Together in one form or another for an eye-watering 45 years, Gong was, and still is, the visionary brainchild of one Daevid Allen, the Australian key-founder and surviving frontman. Formed in 1967 and initially exiled in France due to visa issues, Gong's foundations began to grow when he hooked up with an Anglo-French professor, Gilli Smyth.
After fleeing France during the 1978 student revolution, Allen and Smyth ended up living in a cave in Majorca - as you do in the world of Gong - before finally making it to the UK in the early '70s (they played at the 2nd-only Glastonbury Festival in 1971). Allen enlisted acclaimed psychedelic guitarist Steve Hillage in 1973, created the familiar 'Radio Gnome Trilogy' albums and promptly set in stone one of the most enduring and complex bands Britain (and, OK, France) has ever produced.
The following three decades spawned numerous spin-offs, side-projects and pseudonyms, although Hillage actually kept his relatively straight moniker for a string of space-rock, AOR and ambient albums throughout the '70s and '80s. As is the want of the world of Planet Gong and its ever-evolving mythology, line-up changes read like a teamsheet and for 2012's impending autumn tour, Steve Hillage will NOT be on it.
Instead, Daevid Allen and Gilli Smyth have enlisted their son Orlando to sit behind the drum-kit, while Fabio Golfetti, Hillage's temp replacement, is normally found carving out blissful riffs with Brazil's Invisible Opera Company of Tibet. Bassist Dave Sturt and saxophonist/flautist Ian East resume their Gong duties for a tour which starts in the autumn.

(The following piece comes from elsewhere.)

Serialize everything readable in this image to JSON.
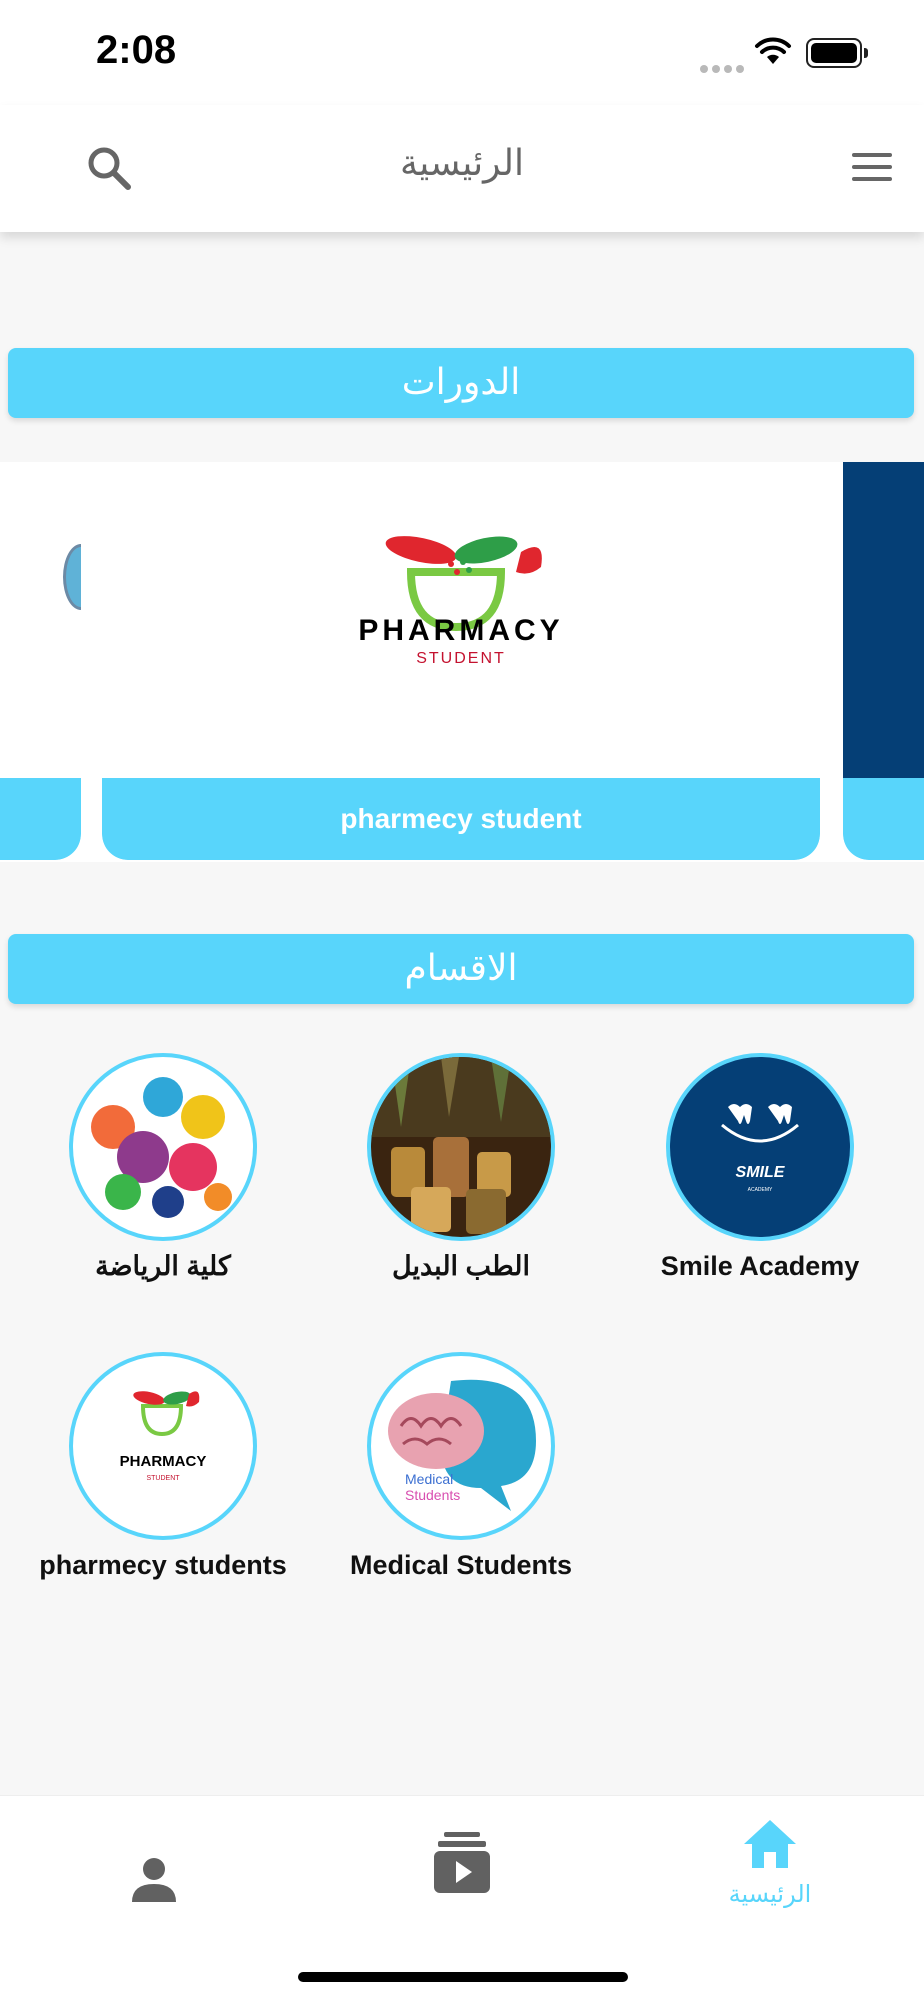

First stop on the jaunt is Brighton on 1st November, followed by Leicester, Wolverhampton, Nottingham, Manchester, Liverpool and finally Exeter on 16th. With the various gaps in the band's schedule during those dates, it's highly likely they'll announce more shows in due course. All shows are on sale now, except Liverpool which hits our servers from Saturday morning at 10am - prices range from £15 to £20. You can expect numerous excerpts from previous works, even some new material to follow-up 2009's '2032'.